» What this task involves: Lines below that include the word "JSON" should each be copied.
################
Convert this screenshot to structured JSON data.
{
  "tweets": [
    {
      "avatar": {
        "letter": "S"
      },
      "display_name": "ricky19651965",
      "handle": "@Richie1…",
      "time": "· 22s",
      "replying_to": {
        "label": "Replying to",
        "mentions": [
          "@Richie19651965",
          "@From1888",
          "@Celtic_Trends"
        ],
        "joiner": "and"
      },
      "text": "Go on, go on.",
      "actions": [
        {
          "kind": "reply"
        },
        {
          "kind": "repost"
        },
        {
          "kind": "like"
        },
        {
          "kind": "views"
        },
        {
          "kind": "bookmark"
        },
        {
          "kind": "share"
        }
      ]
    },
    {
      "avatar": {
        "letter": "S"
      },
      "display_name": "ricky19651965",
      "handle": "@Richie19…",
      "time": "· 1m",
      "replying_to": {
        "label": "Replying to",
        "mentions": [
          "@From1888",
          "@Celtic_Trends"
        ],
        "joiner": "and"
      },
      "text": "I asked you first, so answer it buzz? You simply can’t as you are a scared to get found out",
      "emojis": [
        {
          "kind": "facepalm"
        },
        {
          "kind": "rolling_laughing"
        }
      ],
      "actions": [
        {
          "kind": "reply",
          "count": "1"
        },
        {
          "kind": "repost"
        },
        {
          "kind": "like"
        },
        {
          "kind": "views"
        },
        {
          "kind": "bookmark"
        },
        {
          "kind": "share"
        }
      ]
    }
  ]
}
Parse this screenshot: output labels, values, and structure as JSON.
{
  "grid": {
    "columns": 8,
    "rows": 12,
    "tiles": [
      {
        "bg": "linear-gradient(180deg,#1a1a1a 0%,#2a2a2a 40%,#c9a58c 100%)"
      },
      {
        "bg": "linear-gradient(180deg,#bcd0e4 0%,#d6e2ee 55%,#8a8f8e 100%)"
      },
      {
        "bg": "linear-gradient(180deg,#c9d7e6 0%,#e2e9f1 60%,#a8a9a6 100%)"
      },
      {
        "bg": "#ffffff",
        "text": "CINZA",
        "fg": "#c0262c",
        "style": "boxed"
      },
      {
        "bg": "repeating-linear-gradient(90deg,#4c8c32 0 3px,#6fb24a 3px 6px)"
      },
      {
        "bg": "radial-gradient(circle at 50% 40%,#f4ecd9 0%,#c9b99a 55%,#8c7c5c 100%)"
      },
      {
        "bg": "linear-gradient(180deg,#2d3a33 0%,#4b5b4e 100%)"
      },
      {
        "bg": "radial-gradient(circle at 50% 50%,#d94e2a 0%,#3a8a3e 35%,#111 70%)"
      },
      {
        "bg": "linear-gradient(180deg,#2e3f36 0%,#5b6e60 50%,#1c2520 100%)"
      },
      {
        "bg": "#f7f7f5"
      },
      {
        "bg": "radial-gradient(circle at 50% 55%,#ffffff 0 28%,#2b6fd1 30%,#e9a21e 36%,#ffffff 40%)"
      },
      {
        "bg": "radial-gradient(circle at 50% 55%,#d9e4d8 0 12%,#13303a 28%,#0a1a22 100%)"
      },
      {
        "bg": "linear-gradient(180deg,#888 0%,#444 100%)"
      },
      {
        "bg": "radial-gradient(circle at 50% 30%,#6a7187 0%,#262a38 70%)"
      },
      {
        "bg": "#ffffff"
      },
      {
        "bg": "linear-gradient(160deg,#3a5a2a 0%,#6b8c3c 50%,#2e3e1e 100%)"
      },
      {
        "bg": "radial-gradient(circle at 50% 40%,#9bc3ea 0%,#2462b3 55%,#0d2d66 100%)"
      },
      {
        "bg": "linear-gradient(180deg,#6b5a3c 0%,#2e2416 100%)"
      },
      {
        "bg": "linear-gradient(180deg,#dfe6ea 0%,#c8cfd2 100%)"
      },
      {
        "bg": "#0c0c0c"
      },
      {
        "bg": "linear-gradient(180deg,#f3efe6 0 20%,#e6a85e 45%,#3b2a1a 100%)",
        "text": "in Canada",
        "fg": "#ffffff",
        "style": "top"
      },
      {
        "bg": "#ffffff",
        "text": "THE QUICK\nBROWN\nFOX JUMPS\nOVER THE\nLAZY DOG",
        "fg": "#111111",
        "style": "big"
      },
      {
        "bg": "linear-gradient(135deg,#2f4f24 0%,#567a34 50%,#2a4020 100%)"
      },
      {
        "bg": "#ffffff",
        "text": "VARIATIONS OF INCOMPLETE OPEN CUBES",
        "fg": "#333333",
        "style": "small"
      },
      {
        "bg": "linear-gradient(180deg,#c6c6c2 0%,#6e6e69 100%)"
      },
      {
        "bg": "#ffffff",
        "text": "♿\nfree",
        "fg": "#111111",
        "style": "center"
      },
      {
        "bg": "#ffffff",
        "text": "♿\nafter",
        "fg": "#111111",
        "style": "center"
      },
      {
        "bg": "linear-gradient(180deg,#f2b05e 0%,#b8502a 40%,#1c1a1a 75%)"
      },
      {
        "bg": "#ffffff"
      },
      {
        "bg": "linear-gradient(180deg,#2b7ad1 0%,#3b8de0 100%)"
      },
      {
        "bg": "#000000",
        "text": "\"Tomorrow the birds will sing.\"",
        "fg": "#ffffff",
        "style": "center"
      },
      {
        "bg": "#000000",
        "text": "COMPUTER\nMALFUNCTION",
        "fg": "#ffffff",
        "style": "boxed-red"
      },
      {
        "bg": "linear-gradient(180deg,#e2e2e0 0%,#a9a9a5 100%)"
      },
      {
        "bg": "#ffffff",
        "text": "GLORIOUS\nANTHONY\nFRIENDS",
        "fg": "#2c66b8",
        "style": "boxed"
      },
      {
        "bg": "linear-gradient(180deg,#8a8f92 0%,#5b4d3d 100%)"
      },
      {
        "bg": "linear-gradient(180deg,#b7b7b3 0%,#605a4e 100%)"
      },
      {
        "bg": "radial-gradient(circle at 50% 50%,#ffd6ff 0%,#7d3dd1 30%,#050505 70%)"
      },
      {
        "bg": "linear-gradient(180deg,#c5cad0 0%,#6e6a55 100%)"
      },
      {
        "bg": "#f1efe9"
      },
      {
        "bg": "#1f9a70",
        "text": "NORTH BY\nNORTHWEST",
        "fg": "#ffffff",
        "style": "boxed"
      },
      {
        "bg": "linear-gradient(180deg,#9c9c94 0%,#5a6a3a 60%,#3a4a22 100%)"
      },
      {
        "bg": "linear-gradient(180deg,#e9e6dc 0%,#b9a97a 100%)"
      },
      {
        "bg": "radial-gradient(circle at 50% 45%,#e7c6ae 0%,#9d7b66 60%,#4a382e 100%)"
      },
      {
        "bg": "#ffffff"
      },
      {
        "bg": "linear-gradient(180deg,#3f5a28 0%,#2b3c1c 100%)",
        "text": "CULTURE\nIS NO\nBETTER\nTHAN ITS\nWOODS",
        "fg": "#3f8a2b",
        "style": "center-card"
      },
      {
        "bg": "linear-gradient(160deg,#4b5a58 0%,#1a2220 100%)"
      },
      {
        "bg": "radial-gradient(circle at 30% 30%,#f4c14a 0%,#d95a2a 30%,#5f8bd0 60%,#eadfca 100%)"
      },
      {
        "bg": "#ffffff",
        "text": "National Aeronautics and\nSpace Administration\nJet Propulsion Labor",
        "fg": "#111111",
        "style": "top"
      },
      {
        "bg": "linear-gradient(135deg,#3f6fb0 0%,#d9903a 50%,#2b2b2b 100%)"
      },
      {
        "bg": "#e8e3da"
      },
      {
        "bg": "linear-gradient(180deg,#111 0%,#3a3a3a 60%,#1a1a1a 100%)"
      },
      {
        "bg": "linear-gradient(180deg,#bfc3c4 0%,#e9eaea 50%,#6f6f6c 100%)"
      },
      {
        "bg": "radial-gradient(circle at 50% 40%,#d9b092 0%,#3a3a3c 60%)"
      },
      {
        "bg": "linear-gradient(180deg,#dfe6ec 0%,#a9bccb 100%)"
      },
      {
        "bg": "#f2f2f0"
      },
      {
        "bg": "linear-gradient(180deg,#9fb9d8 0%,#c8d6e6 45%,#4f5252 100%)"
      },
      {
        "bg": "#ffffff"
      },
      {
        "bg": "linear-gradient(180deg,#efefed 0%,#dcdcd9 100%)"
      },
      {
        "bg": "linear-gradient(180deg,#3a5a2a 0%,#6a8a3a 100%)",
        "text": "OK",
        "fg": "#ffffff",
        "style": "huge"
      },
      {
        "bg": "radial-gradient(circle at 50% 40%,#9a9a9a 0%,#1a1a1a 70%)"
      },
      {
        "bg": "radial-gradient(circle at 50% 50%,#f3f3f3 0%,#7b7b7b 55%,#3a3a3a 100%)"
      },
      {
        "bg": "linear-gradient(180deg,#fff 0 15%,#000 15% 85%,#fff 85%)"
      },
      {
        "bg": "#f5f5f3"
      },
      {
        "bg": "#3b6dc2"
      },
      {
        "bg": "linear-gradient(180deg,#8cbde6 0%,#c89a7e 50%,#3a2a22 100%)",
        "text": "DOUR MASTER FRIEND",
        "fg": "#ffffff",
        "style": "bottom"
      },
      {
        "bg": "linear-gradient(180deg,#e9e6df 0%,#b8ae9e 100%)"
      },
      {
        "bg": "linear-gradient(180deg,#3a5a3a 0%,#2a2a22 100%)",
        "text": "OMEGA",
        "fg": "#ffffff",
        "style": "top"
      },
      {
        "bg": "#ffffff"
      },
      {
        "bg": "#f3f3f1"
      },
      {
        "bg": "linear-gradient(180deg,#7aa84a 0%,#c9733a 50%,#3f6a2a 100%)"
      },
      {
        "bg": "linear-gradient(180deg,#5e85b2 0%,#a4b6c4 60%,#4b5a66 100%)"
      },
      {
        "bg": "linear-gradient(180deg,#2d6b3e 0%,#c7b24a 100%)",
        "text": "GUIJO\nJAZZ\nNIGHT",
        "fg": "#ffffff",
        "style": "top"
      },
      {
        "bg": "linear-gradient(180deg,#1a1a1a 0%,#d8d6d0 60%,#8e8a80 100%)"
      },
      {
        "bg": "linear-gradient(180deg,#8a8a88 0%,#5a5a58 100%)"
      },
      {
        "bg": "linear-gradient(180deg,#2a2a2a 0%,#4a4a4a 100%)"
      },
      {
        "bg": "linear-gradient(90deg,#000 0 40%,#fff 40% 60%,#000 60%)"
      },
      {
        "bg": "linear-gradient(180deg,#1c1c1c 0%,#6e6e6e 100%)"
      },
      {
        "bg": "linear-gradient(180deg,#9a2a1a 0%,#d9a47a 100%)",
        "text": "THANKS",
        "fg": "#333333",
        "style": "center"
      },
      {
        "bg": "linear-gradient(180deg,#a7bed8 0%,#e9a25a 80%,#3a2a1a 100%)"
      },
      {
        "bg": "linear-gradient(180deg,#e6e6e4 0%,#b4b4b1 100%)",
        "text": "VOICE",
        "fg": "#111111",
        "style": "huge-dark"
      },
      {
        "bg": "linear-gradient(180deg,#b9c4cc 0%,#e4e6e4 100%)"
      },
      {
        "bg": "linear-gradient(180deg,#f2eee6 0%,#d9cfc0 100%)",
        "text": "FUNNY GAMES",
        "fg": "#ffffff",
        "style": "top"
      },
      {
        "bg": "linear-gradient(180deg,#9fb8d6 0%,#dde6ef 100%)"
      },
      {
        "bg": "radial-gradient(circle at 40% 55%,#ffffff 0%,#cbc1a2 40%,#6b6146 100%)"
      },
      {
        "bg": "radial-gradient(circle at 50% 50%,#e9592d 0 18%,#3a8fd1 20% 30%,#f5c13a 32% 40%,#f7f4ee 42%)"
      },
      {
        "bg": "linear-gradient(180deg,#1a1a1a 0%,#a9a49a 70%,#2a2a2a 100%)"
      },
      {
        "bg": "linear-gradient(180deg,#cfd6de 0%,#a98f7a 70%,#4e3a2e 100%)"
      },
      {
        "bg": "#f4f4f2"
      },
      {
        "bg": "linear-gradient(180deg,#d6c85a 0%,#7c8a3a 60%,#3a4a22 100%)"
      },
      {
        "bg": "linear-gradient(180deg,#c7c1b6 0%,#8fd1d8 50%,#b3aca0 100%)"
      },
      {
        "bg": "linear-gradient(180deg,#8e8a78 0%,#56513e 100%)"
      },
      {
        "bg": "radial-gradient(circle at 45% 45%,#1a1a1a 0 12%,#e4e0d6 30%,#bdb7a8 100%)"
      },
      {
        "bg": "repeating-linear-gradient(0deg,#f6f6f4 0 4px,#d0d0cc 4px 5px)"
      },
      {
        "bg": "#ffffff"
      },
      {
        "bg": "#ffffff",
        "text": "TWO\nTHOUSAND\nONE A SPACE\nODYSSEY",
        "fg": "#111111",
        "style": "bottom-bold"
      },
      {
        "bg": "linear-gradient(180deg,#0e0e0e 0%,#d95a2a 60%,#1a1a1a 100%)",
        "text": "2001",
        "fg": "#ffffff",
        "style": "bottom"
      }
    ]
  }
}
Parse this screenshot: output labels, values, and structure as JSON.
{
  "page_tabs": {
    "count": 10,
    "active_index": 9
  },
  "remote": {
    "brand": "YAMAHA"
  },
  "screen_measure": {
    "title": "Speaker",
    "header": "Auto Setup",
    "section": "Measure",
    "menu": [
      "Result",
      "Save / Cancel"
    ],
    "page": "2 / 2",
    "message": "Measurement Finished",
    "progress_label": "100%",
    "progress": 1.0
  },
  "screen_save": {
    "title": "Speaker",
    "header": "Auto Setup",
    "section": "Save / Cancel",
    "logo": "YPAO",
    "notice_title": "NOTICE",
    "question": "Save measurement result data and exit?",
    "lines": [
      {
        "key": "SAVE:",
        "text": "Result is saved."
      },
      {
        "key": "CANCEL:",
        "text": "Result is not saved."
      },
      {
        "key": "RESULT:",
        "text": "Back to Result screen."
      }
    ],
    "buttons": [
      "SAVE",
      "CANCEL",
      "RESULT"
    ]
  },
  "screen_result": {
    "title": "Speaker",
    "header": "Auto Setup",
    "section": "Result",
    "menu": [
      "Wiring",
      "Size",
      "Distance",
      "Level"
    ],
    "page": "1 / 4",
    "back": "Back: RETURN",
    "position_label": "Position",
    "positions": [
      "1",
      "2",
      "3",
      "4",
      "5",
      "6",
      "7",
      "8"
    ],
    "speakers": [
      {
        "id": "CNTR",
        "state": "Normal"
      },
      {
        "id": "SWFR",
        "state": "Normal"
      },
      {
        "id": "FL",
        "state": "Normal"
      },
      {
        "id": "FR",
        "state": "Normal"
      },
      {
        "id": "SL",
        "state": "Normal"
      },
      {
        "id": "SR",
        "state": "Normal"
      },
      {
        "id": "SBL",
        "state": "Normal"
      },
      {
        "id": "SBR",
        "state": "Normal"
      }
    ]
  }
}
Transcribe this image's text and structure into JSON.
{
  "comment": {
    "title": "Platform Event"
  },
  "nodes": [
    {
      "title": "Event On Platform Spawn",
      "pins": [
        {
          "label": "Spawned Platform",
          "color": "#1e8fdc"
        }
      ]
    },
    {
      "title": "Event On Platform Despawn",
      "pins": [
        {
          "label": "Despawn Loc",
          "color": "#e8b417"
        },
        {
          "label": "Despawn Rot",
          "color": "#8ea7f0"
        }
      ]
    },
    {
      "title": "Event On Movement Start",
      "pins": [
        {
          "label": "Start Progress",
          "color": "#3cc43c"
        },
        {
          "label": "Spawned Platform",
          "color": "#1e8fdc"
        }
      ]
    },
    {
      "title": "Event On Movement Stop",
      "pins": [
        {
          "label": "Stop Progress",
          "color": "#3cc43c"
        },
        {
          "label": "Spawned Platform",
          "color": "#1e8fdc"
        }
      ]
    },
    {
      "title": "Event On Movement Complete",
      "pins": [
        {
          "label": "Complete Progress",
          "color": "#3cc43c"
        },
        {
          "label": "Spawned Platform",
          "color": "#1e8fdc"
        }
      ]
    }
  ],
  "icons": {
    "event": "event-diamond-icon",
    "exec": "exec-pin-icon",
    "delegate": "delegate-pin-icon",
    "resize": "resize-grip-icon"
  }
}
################
» Output for this exercise:
Convert this screenshot to structured JSON data.
Parse this screenshot: output labels, values, and structure as JSON.
Parse this screenshot: output labels, values, and structure as JSON.
Transcribe this image's text and structure into JSON.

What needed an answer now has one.